Even at low water with the last of the fall colors lying in an autumnal patchwork on the forest floor, the Rogue River Trail from the Peyton Bridge trailhead to the mouth of the Rogue River's South Fork (four miles) leaves a lasting impression. You can hike on this trail in any season and develop a deepening appreciation for the river with each return.

I hiked here in May when Lost Creek Lake's impounded water backed up into the South Fork and buried the trunks of living trees under sluggish water. Cascade Gorge gushed with vigor, and you could look up through unfurled leaves to waterfalls that seemed to flow from the sky. The spill of water expanded the stream crossings well beyond the footbridges.

A chainsaw's chain caught in a fallen tree explained why winter blowdowns still littered the path. The poison oak was poised to explode, its oily red leaves smaller than fingernails. Purple flowers hid under the heart-shaped leaves of ginger in water soaked grottos. A strong scent of mint floated through the air. An osprey whistled and dove toward the water.
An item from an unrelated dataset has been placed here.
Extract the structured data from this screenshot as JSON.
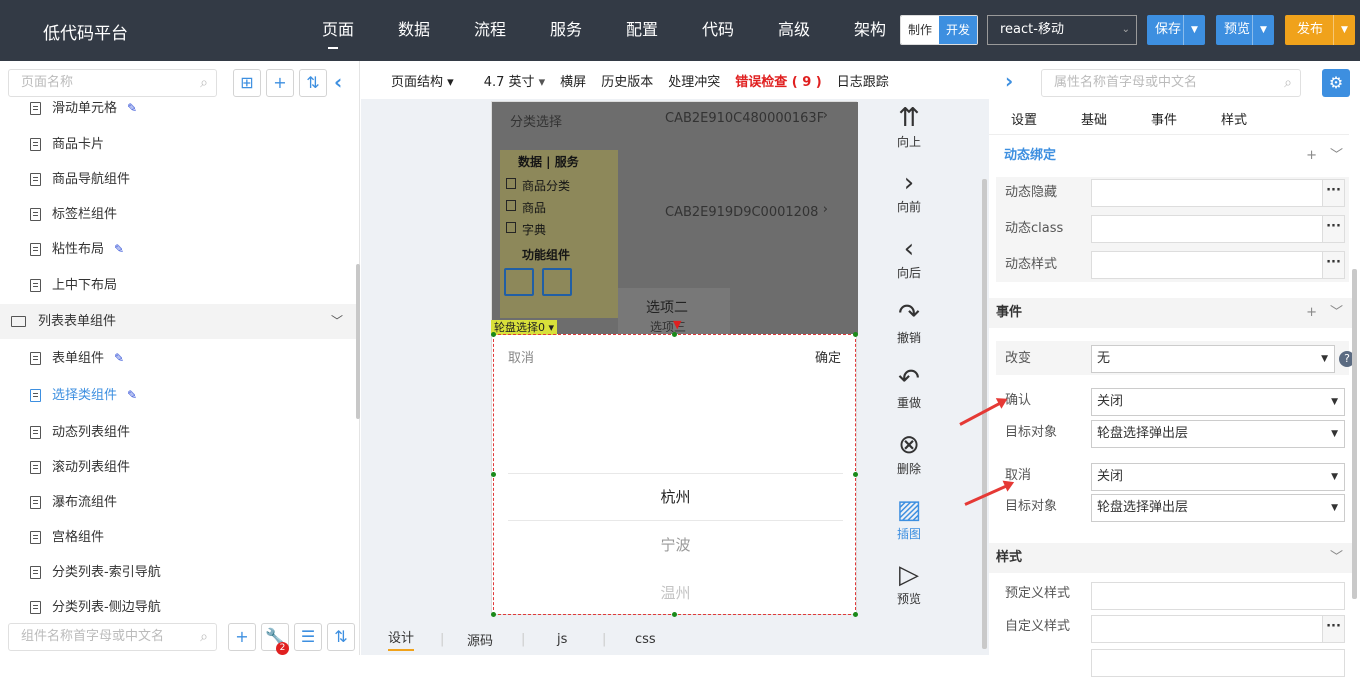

Six months later, the river has retreated to a thin ribbon below the bald, mechanically contoured slopes of the reservoir. As the leaves drop, empty tree limbs expose tamer waterfalls. Water oozes down rock, where five-fingered fern anchor in the crevices. The water stays in its ditches, and I don't have to balance precariously on drenched volcanic rock to proceed. Mist swirls above the river's surface. The poison oak is leafless and nondescript. The scent of mint is restrained, and I have to crush the leaves between my fingers for a reminder of spring. A mature bald eagle flies upstream in an effortless glide, so close that I can see his determined eye and formidable yellow beak.

To reach the southern end of this trail, take Highway 62 to the 35-mile marker. Cross Peyton Bridge and turn left on Lewis Road. Immediately turn left into a small parking area and follow the trail under the bridge and along the northern bank of the river. The trail climbs through dense forest to exposed red rock and sturdy white oak. Hikers reach the first bridge over a side creek in about a mile, the second bridge at two miles and the third bridge, with the highest waterfall views, at three miles.
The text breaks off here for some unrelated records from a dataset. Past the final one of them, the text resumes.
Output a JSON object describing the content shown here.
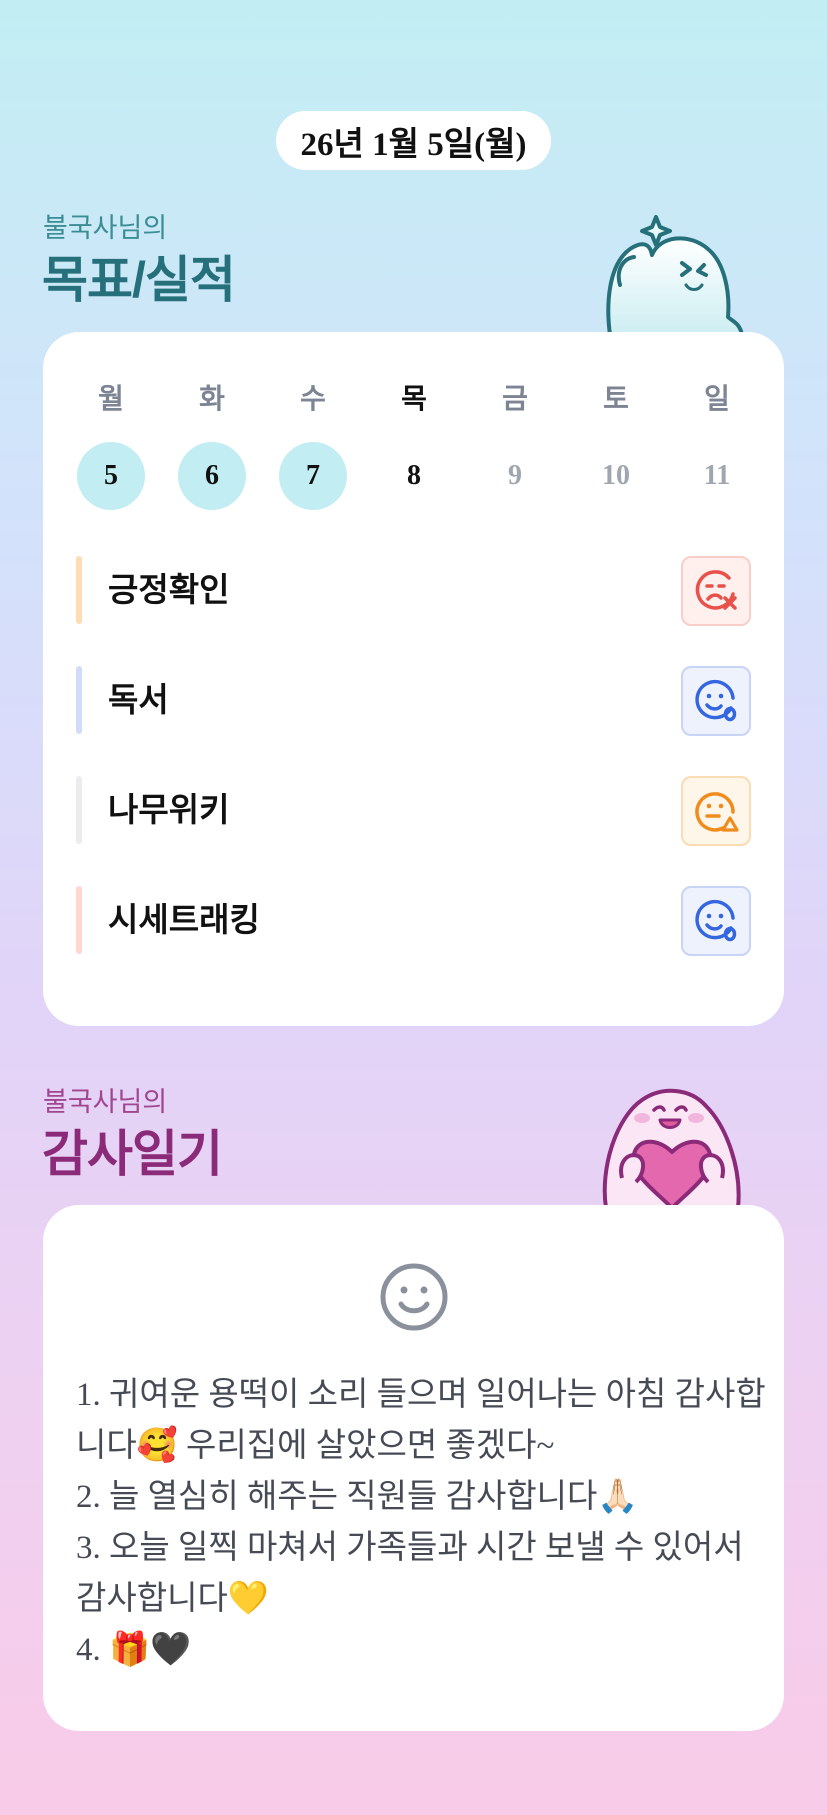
{
  "header": {
    "date": "26년 1월 5일(월)"
  },
  "goals_section": {
    "subtitle": "불국사님의",
    "title": "목표/실적",
    "days": [
      {
        "label": "월",
        "num": "5",
        "state": "done"
      },
      {
        "label": "화",
        "num": "6",
        "state": "done"
      },
      {
        "label": "수",
        "num": "7",
        "state": "done"
      },
      {
        "label": "목",
        "num": "8",
        "state": "today"
      },
      {
        "label": "금",
        "num": "9",
        "state": "future"
      },
      {
        "label": "토",
        "num": "10",
        "state": "future"
      },
      {
        "label": "일",
        "num": "11",
        "state": "future"
      }
    ],
    "goals": [
      {
        "name": "긍정확인",
        "bar_color": "#ffdcb4",
        "status_icon": "face-x-icon",
        "icon_color": "#e8504a",
        "icon_bg": "#fff0ee",
        "icon_border": "#f9cdc8"
      },
      {
        "name": "독서",
        "bar_color": "#d2dcf8",
        "status_icon": "face-o-icon",
        "icon_color": "#3466e0",
        "icon_bg": "#eef2fd",
        "icon_border": "#c8d4f6"
      },
      {
        "name": "나무위키",
        "bar_color": "#ececef",
        "status_icon": "face-triangle-icon",
        "icon_color": "#f08c1e",
        "icon_bg": "#fff6ea",
        "icon_border": "#fadcb4"
      },
      {
        "name": "시세트래킹",
        "bar_color": "#ffd6d2",
        "status_icon": "face-o-icon",
        "icon_color": "#3466e0",
        "icon_bg": "#eef2fd",
        "icon_border": "#c8d4f6"
      }
    ]
  },
  "gratitude_section": {
    "subtitle": "불국사님의",
    "title": "감사일기",
    "mood_icon": "smile-icon",
    "entries": [
      "1. 귀여운 용떡이 소리 들으며 일어나는 아침 감사합",
      "니다🥰 우리집에 살았으면 좋겠다~",
      "2. 늘 열심히 해주는 직원들 감사합니다🙏🏻",
      "3. 오늘 일찍 마쳐서 가족들과 시간 보낼 수 있어서",
      "감사합니다💛",
      "4. 🎁🖤"
    ]
  },
  "colors": {
    "accent_teal": "#25707a",
    "accent_plum": "#8b2a78",
    "done_circle": "#c2eef3"
  }
}
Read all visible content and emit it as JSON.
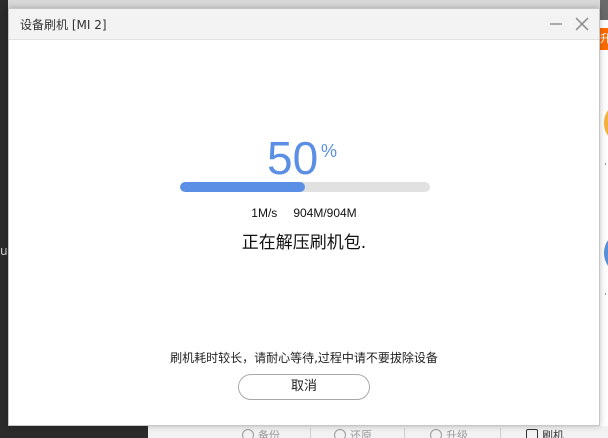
{
  "background_app": {
    "left_glyph": "u",
    "right_tab_glyph": "升",
    "bottom_bar": {
      "items": [
        {
          "label": "备份",
          "icon": "backup-icon"
        },
        {
          "label": "还原",
          "icon": "restore-icon"
        },
        {
          "label": "升级",
          "icon": "upgrade-icon"
        },
        {
          "label": "刷机",
          "icon": "flash-icon",
          "active": true
        }
      ]
    }
  },
  "dialog": {
    "title": "设备刷机 [MI 2]",
    "window_controls": {
      "minimize_icon": "minimize-icon",
      "close_icon": "close-icon"
    },
    "progress": {
      "percent_value": "50",
      "percent_sign": "%",
      "fraction": 0.5
    },
    "stats": {
      "speed": "1M/s",
      "size": "904M/904M"
    },
    "status_text": "正在解压刷机包.",
    "warning_text": "刷机耗时较长，请耐心等待,过程中请不要拔除设备",
    "cancel_label": "取消"
  },
  "colors": {
    "accent": "#5b8fe6",
    "track": "#e1e1e1",
    "titlebar": "#f3f3f3",
    "orange": "#ff6a00"
  }
}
Less than a mile beyond the third bridge, the South Fork of the Rogue flows into the main river. An old dirt road intersects the trail .2 mile beyond the confluence. You can hike to the trail on this road if you don't mind a 600-foot descent in .7 mile. To find this northern access point, turn right off Highway 62 at Mill Creek Drive near the 38-mile marker. Go 1.8 miles to a turnoff blocked with low posts and boulders.

Hikers can continue north along the main river about one mile before the trail deteriorates. The river is noisy with rapids here. A curved footbridge crosses Skookum Creek, and many board bridges covered with slippery leaves span deep grooves in the canyon walls. Thin sheets of orange bark peel from madrones to reveal olive-green trunks, and the yews shed slices of red and gray bark.

Come prepared for multiple temperature changes because you could easily pull gloves, hats and jackets on and off during the course of the day. Not only can overall weather conditions change quickly, but microclimates along the path — and your own exertion level — will affect your comfort.

Celebrate the seasons with a hike to the mouth of the South Fork.

Mary Beth Lee is an Ashland writer. Reach her at gentlejourneys@ashlandhome.net.